Reduce the material below to its lines containing "name".
= = = = = = =
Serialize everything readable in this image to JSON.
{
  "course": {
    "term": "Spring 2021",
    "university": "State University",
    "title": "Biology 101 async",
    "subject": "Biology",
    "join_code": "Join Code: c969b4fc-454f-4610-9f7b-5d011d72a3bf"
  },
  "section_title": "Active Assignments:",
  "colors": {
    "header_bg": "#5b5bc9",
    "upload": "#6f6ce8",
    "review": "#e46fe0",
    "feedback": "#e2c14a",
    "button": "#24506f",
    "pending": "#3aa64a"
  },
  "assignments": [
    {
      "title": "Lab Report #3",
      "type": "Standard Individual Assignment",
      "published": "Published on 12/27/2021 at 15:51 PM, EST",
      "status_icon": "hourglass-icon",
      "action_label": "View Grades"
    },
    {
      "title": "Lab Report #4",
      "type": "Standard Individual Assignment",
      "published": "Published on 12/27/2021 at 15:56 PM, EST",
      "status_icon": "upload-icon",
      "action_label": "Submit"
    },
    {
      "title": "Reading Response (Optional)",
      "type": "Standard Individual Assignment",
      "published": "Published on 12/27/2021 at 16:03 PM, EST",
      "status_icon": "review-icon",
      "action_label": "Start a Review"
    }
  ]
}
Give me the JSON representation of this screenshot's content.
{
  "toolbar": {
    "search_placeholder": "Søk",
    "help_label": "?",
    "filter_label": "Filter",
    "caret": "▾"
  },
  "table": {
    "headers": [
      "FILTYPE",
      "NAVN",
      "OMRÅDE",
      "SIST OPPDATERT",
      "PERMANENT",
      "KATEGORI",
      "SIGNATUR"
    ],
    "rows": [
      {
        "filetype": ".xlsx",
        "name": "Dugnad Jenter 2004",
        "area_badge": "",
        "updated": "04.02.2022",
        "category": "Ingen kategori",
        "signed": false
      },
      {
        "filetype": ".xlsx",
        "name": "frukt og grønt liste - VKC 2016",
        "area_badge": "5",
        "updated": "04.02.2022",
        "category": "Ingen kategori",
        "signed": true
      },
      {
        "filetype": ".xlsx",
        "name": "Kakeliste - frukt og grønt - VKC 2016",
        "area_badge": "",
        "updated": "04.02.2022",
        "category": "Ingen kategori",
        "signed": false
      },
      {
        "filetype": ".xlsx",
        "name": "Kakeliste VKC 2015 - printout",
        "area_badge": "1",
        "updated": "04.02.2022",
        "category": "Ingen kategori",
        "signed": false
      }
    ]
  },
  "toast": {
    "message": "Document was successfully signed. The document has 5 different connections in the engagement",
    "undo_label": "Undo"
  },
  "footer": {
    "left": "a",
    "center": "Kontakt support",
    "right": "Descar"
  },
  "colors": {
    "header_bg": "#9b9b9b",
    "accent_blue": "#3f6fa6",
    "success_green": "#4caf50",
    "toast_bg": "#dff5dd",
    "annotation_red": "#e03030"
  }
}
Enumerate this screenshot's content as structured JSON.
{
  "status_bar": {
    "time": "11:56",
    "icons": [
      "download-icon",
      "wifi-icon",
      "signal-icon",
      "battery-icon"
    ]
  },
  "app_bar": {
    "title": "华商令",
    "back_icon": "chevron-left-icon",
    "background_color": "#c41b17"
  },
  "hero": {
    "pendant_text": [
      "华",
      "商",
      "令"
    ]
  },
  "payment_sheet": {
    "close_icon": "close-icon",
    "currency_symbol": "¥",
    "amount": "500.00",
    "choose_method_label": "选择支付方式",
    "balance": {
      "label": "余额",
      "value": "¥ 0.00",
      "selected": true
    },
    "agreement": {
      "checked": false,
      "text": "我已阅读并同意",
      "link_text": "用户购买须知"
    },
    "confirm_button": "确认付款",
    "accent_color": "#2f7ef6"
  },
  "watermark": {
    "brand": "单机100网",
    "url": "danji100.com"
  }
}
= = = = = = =
> _Completed exercise_
        "name": "Dugnad Jenter 2004",
        "name": "frukt og grønt liste - VKC 2016",
        "name": "Kakeliste - frukt og grønt - VKC 2016",
        "name": "Kakeliste VKC 2015 - printout",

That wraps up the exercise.